Prevalence of irritable bowel syndrome-type symptoms in patients with celiac disease: a meta-analysis

Clin Gastroenterol Hepatol. 2013 Apr;11(4):359-65.e1. doi: 10.1016/j.cgh.2012.11.033. Epub 2012 Dec 13.


Background & aims: Patients with celiac disease (CD) often report symptoms compatible with irritable bowel syndrome (IBS). However, the prevalence of these symptoms in patients with CD and their relation to adherence to a gluten-free diet (GFD) have not been assessed systematically.

Methods: We searched MEDLINE, EMBASE, and EMBASE Classic (through July 2012) to identify cross-sectional surveys or case-control studies reporting prevalence of IBS-type symptoms in adult patients (≥ 16 years old) with established CD. The number of individuals with symptoms meeting criteria for IBS was extracted for each study, according to case or control status and adherence to a GFD. Pooled prevalence and odds ratios (ORs), with 95% confidence intervals (CIs), were calculated. We analyzed data from 7 studies with 3383 participants.

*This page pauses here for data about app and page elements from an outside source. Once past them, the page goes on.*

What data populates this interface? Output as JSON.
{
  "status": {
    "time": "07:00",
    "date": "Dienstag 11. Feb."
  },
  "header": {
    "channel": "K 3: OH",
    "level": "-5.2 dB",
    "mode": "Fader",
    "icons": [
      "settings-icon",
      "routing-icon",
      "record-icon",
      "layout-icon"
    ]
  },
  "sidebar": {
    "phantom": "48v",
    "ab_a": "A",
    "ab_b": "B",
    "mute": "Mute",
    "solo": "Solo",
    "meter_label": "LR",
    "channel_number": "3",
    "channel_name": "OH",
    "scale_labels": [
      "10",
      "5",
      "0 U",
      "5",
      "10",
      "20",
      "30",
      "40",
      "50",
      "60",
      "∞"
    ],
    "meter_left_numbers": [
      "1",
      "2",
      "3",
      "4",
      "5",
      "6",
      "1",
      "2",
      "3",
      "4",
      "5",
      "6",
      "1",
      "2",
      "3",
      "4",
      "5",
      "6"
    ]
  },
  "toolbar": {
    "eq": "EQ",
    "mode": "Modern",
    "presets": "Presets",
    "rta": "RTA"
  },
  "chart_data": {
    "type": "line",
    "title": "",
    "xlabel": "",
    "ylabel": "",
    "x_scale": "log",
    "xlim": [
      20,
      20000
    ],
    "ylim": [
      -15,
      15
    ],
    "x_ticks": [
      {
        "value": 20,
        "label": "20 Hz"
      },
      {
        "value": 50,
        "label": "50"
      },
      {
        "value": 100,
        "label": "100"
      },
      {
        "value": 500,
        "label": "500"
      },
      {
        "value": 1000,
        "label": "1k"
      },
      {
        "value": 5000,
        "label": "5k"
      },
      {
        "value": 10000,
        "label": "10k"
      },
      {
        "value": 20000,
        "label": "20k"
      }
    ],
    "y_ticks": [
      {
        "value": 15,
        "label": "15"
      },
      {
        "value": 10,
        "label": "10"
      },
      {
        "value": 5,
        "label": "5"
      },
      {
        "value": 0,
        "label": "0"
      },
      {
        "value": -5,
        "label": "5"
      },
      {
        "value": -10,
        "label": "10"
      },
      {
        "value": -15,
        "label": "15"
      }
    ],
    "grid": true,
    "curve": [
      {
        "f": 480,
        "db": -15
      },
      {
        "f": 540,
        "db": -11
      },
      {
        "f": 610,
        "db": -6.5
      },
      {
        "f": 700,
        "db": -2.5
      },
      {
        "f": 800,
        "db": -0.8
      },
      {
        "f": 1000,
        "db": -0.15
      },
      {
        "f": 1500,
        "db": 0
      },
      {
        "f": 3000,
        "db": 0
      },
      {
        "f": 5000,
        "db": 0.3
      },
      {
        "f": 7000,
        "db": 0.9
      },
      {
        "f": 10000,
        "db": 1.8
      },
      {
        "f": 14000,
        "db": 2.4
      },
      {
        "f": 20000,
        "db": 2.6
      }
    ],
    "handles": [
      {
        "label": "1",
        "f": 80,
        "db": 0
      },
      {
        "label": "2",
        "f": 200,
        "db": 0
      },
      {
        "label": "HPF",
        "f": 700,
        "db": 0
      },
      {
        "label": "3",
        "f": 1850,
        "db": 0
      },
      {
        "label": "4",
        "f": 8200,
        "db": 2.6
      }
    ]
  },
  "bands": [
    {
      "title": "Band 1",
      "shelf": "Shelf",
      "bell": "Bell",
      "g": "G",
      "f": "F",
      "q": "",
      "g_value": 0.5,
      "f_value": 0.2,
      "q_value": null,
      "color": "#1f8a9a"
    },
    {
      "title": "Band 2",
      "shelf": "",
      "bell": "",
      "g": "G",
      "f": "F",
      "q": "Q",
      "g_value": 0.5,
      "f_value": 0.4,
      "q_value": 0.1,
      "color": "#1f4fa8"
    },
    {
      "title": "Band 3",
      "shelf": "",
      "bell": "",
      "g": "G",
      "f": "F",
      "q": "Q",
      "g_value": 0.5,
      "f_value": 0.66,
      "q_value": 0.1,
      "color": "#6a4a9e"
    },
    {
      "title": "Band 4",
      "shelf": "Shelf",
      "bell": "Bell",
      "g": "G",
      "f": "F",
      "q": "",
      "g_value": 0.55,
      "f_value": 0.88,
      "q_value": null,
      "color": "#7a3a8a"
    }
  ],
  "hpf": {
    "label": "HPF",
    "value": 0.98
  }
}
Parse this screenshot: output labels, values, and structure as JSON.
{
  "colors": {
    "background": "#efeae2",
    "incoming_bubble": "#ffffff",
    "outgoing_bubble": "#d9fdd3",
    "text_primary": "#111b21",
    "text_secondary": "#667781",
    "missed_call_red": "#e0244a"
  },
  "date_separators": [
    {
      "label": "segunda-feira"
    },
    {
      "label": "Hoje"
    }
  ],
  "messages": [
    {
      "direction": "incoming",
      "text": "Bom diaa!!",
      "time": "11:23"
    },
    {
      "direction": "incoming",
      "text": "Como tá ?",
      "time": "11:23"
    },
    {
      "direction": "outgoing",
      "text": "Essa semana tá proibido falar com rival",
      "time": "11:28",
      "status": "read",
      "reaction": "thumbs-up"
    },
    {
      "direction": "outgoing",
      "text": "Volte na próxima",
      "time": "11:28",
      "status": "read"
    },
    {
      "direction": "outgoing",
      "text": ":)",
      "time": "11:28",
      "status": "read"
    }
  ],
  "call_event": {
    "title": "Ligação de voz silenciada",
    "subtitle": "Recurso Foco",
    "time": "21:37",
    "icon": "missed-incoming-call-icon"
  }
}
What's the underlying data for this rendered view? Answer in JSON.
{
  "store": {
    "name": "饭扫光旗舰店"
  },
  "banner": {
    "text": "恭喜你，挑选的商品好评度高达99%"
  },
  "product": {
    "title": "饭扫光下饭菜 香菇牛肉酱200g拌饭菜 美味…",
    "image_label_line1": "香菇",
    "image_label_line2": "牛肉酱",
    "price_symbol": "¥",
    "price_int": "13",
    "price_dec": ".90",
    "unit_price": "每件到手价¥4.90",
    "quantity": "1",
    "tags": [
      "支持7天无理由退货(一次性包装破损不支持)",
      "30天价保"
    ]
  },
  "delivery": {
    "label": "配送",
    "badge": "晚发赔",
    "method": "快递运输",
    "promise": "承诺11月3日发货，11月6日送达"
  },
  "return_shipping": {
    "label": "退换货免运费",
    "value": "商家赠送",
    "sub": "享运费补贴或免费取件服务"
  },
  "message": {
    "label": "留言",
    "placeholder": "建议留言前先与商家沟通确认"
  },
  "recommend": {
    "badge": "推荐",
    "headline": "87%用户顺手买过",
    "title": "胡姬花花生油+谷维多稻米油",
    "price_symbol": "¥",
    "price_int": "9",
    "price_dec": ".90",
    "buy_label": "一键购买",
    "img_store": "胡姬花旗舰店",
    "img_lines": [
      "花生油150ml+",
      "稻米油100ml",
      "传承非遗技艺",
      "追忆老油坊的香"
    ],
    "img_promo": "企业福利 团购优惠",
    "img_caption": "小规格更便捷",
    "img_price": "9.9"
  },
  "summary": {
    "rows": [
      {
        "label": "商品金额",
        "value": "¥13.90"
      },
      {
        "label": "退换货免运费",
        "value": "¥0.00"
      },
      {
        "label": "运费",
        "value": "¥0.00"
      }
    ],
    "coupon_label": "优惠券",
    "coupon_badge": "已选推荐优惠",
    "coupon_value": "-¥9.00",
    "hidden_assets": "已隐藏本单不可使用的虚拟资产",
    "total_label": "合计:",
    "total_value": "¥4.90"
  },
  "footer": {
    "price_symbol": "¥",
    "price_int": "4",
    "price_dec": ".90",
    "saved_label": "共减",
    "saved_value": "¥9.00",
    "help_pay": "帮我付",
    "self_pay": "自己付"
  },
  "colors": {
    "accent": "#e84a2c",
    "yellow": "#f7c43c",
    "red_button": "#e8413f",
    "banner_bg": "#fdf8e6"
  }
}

Results: The pooled prevalence of IBS-type symptoms in all patients with CD was 38.0% (95% CI, 27.0%-50.0%). The pooled OR for IBS-type symptoms was higher in patients with CD than in controls (5.60; 95% CI, 3.23-9.70). In patients who were nonadherent with a GFD, the pooled OR for IBS-type symptoms, compared with those who were strictly adherent, was 2.69 (95% CI, 0.75-9.56). There was also a trend toward a higher OR for IBS-type symptoms among patients who did not adhere to the GFD, compared with controls (12.42; 95% CI, 6.84-11.75), compared with that observed for adherent CD patients vs controls (4.28; 95% CI, 1.56-11.75).

Conclusions: IBS-type symptoms occur frequently in patients with CD and are more common than among controls. Adherence to a GFD might be associated with a reduction in symptoms.

Publication types

  • Meta-Analysis
  • Review

MeSH terms

  • Adolescent
  • Adult
  • Aged
  • Aged, 80 and over
  • Celiac Disease / complications*
  • Celiac Disease / therapy*
  • Diet, Gluten-Free*
  • Humans
  • Irritable Bowel Syndrome / epidemiology*
  • Irritable Bowel Syndrome / pathology*
  • Middle Aged
  • Prevalence
  • Young Adult